For Obama, the great tragedy of a Solyndra was not the corruption of old-style fast-buck artists masking their greed through insider green lobbying with members of his administration, but rather that such scandals (along with Climategate and the implosion of Al Gore) have sidetracked the entire green philosophy that mandated more government unionized employees, government technocrats, and government tax collectors to reorder society itself.
The result of all this is a sort of unending but rarely expressed war. The business man does not know what his taxes are, only that they should go up, given his privilege. He is judged not by the good that he does but by the excessive money he makes. The corporation does not know what the rules of the game are, whether his energy is too polluting, his workers not unionized enough, or his product not regulated enough. None believe Obamacare, as promised, will reduce costs. None believe that government borrowing and massive new entitlements are reducing unemployment and raising GDP. None believe that wealth can be created by record deficits and aggregate debt. None believe that printing ever more money will not lead to inflation.

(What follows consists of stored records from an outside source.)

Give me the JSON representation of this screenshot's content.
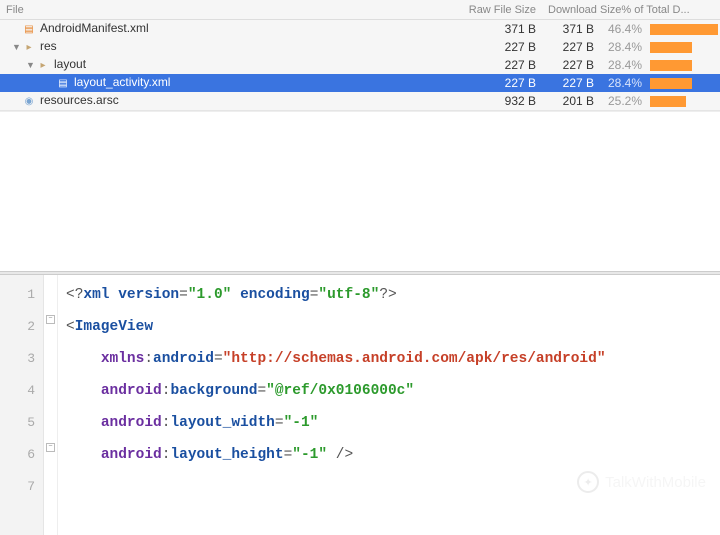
{
  "header": {
    "file": "File",
    "raw_size": "Raw File Size",
    "download_size": "Download Size% of Total D..."
  },
  "tree": [
    {
      "indent": 0,
      "chev": "",
      "icon": "xml",
      "name": "AndroidManifest.xml",
      "raw": "371 B",
      "dl": "371 B",
      "pct": "46.4%",
      "bar": 68,
      "sel": false
    },
    {
      "indent": 0,
      "chev": "▼",
      "icon": "folder",
      "name": "res",
      "raw": "227 B",
      "dl": "227 B",
      "pct": "28.4%",
      "bar": 42,
      "sel": false
    },
    {
      "indent": 1,
      "chev": "▼",
      "icon": "folder",
      "name": "layout",
      "raw": "227 B",
      "dl": "227 B",
      "pct": "28.4%",
      "bar": 42,
      "sel": false
    },
    {
      "indent": 2,
      "chev": "",
      "icon": "xml",
      "name": "layout_activity.xml",
      "raw": "227 B",
      "dl": "227 B",
      "pct": "28.4%",
      "bar": 42,
      "sel": true
    },
    {
      "indent": 0,
      "chev": "",
      "icon": "arsc",
      "name": "resources.arsc",
      "raw": "932 B",
      "dl": "201 B",
      "pct": "25.2%",
      "bar": 36,
      "sel": false
    }
  ],
  "code": {
    "lines": [
      "1",
      "2",
      "3",
      "4",
      "5",
      "6",
      "7"
    ],
    "xml_decl_version_key": "version",
    "xml_decl_version_val": "\"1.0\"",
    "xml_decl_encoding_key": "encoding",
    "xml_decl_encoding_val": "\"utf-8\"",
    "tag": "ImageView",
    "ns_prefix": "xmlns",
    "ns_local": "android",
    "ns_val": "\"http://schemas.android.com/apk/res/android\"",
    "attr_prefix": "android",
    "bg_key": "background",
    "bg_val": "\"@ref/0x0106000c\"",
    "w_key": "layout_width",
    "w_val": "\"-1\"",
    "h_key": "layout_height",
    "h_val": "\"-1\""
  },
  "watermark": "TalkWithMobile"
}
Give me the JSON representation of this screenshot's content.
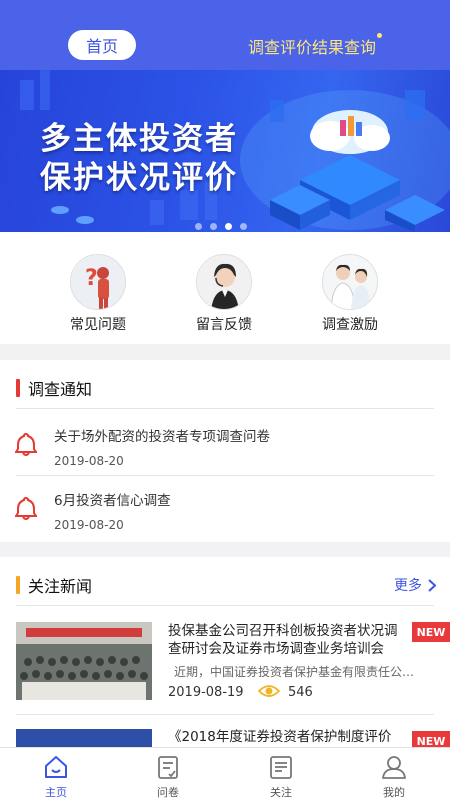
{
  "header": {
    "home_label": "首页",
    "query_link": "调查评价结果查询"
  },
  "banner": {
    "title_line1": "多主体投资者",
    "title_line2": "保护状况评价",
    "slide_count": 4,
    "active_slide": 3
  },
  "quick_menu": [
    {
      "label": "常见问题",
      "icon": "question-person-icon"
    },
    {
      "label": "留言反馈",
      "icon": "headset-agent-icon"
    },
    {
      "label": "调查激励",
      "icon": "two-people-icon"
    }
  ],
  "notice": {
    "title": "调查通知",
    "accent": "#e53935",
    "items": [
      {
        "title": "关于场外配资的投资者专项调查问卷",
        "date": "2019-08-20"
      },
      {
        "title": "6月投资者信心调查",
        "date": "2019-08-20"
      }
    ]
  },
  "news": {
    "title": "关注新闻",
    "accent": "#f5a623",
    "more_label": "更多",
    "items": [
      {
        "title": "投保基金公司召开科创板投资者状况调查研讨会及证券市场调查业务培训会",
        "summary": "近期，中国证券投资者保护基金有限责任公司（...",
        "date": "2019-08-19",
        "views": "546",
        "badge": "NEW"
      },
      {
        "title": "《2018年度证券投资者保护制度评价",
        "badge": "NEW"
      }
    ]
  },
  "tabs": [
    {
      "label": "主页",
      "icon": "home-icon",
      "active": true
    },
    {
      "label": "问卷",
      "icon": "questionnaire-icon",
      "active": false
    },
    {
      "label": "关注",
      "icon": "news-icon",
      "active": false
    },
    {
      "label": "我的",
      "icon": "user-icon",
      "active": false
    }
  ],
  "colors": {
    "primary": "#4a63e8",
    "highlight": "#ffe77a",
    "badge": "#e8393b"
  }
}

What we have, then, is a war on two ends: the better off are hesitant to work more, given their fears that additional profits will either be more difficult to come by or not remain their own; the poor are hesitant to work more, given their expectations that entitlements will be extended and will be easier to come by. They both expect more government and they both as a result are not so eager to take risks and seek greater income in the private sector.
The result of Obama’s war is the current three-year slowdown. Obama in response counts on two strategies to nevertheless be reelected: either at some point the private sector will conclude that it is not going to get any better, and thus it is preferable to shrug, take its medicine, and get back to work, and so the economy picks up a little in 2012; or, to the degree that Obama can blame the lengthy pause solely on the minority of the undeserving rich, he believes that an angry and fearful bare majority may agree.
©2011 Victor Davis Hanson